It’s very easy for a man to get a platform in the music industry and to waste that platform on some self-serving, meaningless song…
J: I want to talk about empowerment in your work, you’re an advocate for gender equality and removing toxic masculinity, how do you think music can change that?
A: Well I think, I’m putting my money where my mouth is, it’s more than just pre-developed something or a performance of some shallow act. I like to inject how I see things into my songs so that it’s in the fabric of who I am as an artist, and I think ideally – it may be a stretch – but I’d like people to consider certain ideas based on the stories I tell, and that there’s a moral to the stories you know… that’s just how I was taught to tell stories
J: We see many male artists quite closed off in their songwriting, is that something that needs to change moving forward?
A: There’s a variety of ways to look at that, and one of them is that it’s very easy for a man to get a platform in the music industry and to waste that platform on some self-serving, meaningless song. I think that is the worst kind of exploitation of the position, acting without accepting the responsibility of being a popular musician. As for why men are closed off, it’s probably because they’re embarrassed and ashamed of themselves in some way.

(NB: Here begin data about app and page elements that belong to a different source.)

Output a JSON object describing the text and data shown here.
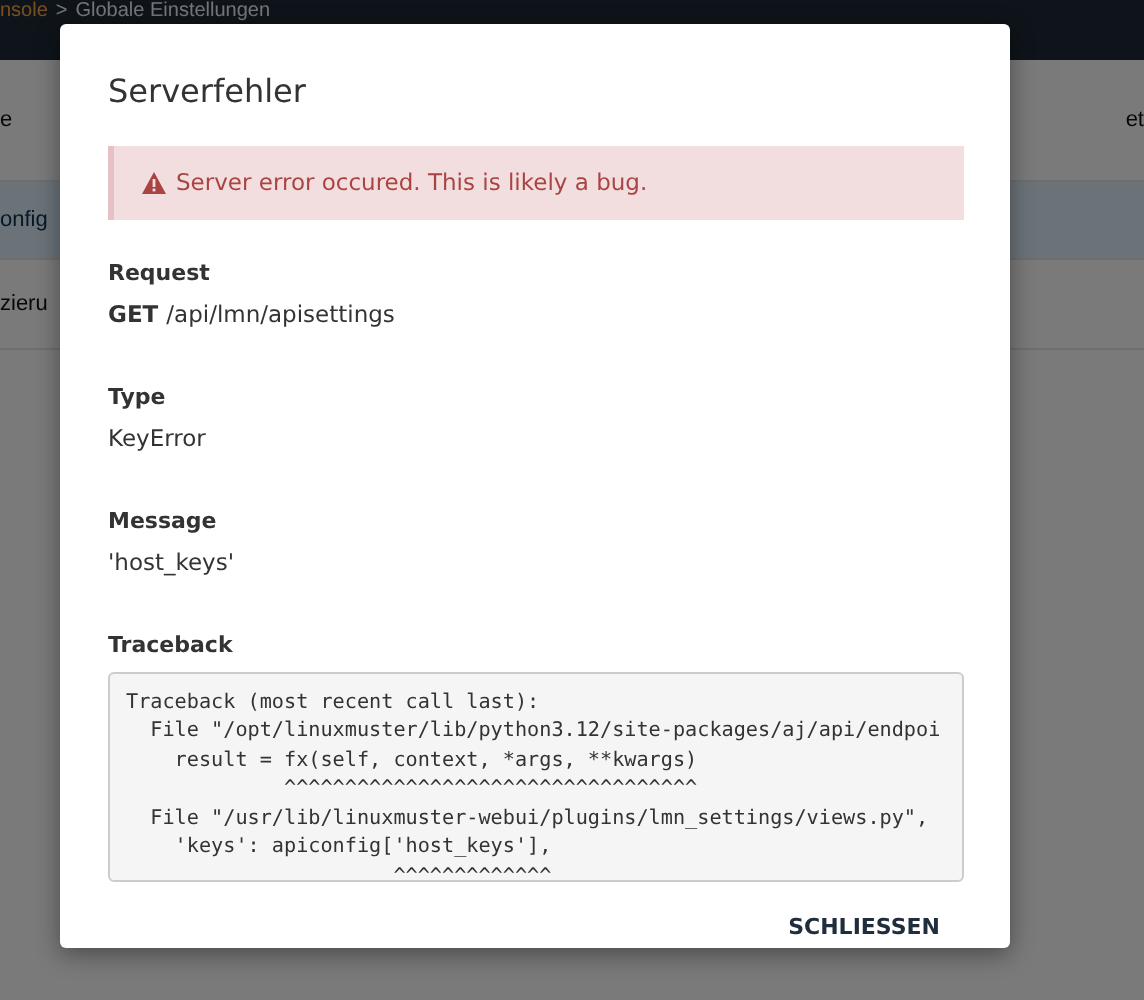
{
  "background": {
    "breadcrumb": [
      "nsole",
      ">",
      "Globale Einstellungen"
    ],
    "left_fragments": [
      "e",
      "onfig",
      "zieru"
    ],
    "right_fragments": [
      "et"
    ]
  },
  "dialog": {
    "title": "Serverfehler",
    "alert": {
      "kind": "danger",
      "text": "Server error occured. This is likely a bug."
    },
    "fields": [
      {
        "label": "Request",
        "method": "GET",
        "value": "/api/lmn/apisettings"
      },
      {
        "label": "Type",
        "value": "KeyError"
      },
      {
        "label": "Message",
        "value": "'host_keys'"
      }
    ],
    "traceback": {
      "label": "Traceback",
      "lines": [
        "Traceback (most recent call last):",
        "  File \"/opt/linuxmuster/lib/python3.12/site-packages/aj/api/endpoi",
        "    result = fx(self, context, *args, **kwargs)",
        "             ^^^^^^^^^^^^^^^^^^^^^^^^^^^^^^^^^^",
        "  File \"/usr/lib/linuxmuster-webui/plugins/lmn_settings/views.py\",",
        "    'keys': apiconfig['host_keys'],",
        "                      ^^^^^^^^^^^^^"
      ]
    },
    "buttons": [
      {
        "label": "SCHLIESSEN"
      }
    ]
  }
}
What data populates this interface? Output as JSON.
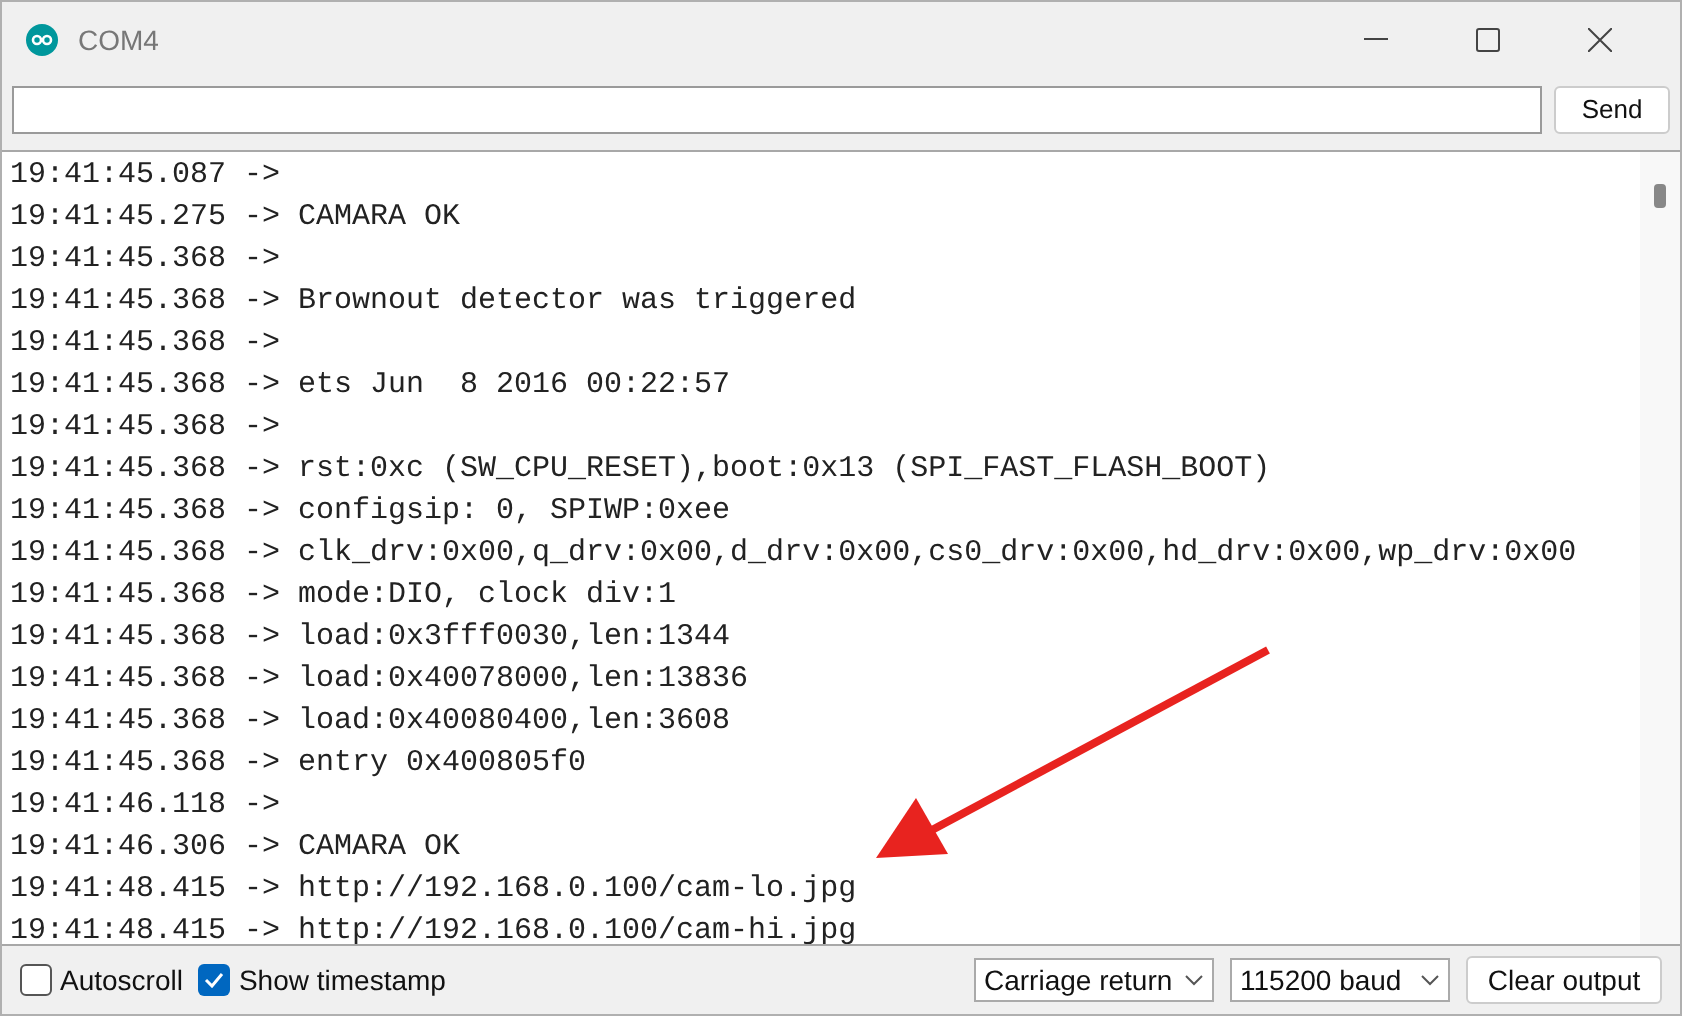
{
  "window": {
    "title": "COM4"
  },
  "send_button": "Send",
  "output": {
    "lines": [
      {
        "time": "19:41:45.087",
        "sep": "->"
      },
      {
        "time": "19:41:45.275",
        "sep": "->",
        "text": "CAMARA OK"
      },
      {
        "time": "19:41:45.368",
        "sep": "->"
      },
      {
        "time": "19:41:45.368",
        "sep": "->",
        "text": "Brownout detector was triggered"
      },
      {
        "time": "19:41:45.368",
        "sep": "->"
      },
      {
        "time": "19:41:45.368",
        "sep": "->",
        "text": "ets Jun  8 2016 00:22:57"
      },
      {
        "time": "19:41:45.368",
        "sep": "->"
      },
      {
        "time": "19:41:45.368",
        "sep": "->",
        "text": "rst:0xc (SW_CPU_RESET),boot:0x13 (SPI_FAST_FLASH_BOOT)"
      },
      {
        "time": "19:41:45.368",
        "sep": "->",
        "text": "configsip: 0, SPIWP:0xee"
      },
      {
        "time": "19:41:45.368",
        "sep": "->",
        "text": "clk_drv:0x00,q_drv:0x00,d_drv:0x00,cs0_drv:0x00,hd_drv:0x00,wp_drv:0x00"
      },
      {
        "time": "19:41:45.368",
        "sep": "->",
        "text": "mode:DIO, clock div:1"
      },
      {
        "time": "19:41:45.368",
        "sep": "->",
        "text": "load:0x3fff0030,len:1344"
      },
      {
        "time": "19:41:45.368",
        "sep": "->",
        "text": "load:0x40078000,len:13836"
      },
      {
        "time": "19:41:45.368",
        "sep": "->",
        "text": "load:0x40080400,len:3608"
      },
      {
        "time": "19:41:45.368",
        "sep": "->",
        "text": "entry 0x400805f0"
      },
      {
        "time": "19:41:46.118",
        "sep": "->"
      },
      {
        "time": "19:41:46.306",
        "sep": "->",
        "text": "CAMARA OK"
      },
      {
        "time": "19:41:48.415",
        "sep": "->",
        "text": "http://192.168.0.100/cam-lo.jpg"
      },
      {
        "time": "19:41:48.415",
        "sep": "->",
        "text": "http://192.168.0.100/cam-hi.jpg"
      }
    ]
  },
  "footer": {
    "checkboxes": [
      {
        "label": "Autoscroll",
        "checked": false
      },
      {
        "label": "Show timestamp",
        "checked": true
      }
    ],
    "line_ending": "Carriage return",
    "baud": "115200 baud",
    "clear_button": "Clear output"
  }
}
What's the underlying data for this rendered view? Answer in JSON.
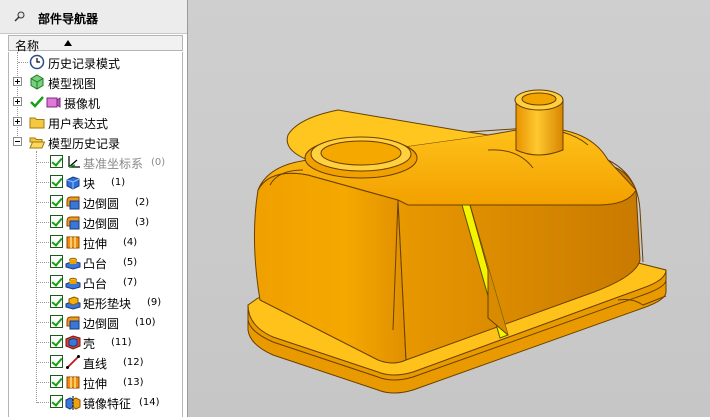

J: I look at your writing, and people like Stella Donnelly and that kind of songwriting is what speaks to me, it’s honest and a log of what’s going on right now, do you think music can capture society in that way?
A: I think so absolutely, I think that the trend of people underrating the impact that art can have on a community will dwindle… Music is ultimately and fundamentally an opportunity to hold a mirror up to society – on a theoretical level – and that’s the most rewarding and most enjoyable way to treat working creatively: you have an opportunity to comment.
J: Now, before you go, you’ve got shows coming up in the UK this September, please tell us, are all the associates coming with you or is it just Roy?
A: It’ll be the full band, rhythm section, Henry and then Justin Nijssen. We haven’t exactly announced it yet, but Jack Ladder is coming along with us to be the support act, and he will play with us on stage, and we have a new guitar player called Lyra Larsen… She’s a motherfucker playing electric guitar. We’ve got a really solid crew, and it’s going to be a lot of fun.
Listen to Alex Cameron’s new record on Spotify and Apple Music. Find his tour dates here. This was originally printed in Volume 4, but, you can find an interview with Stella Donnelly in Volume 5 below.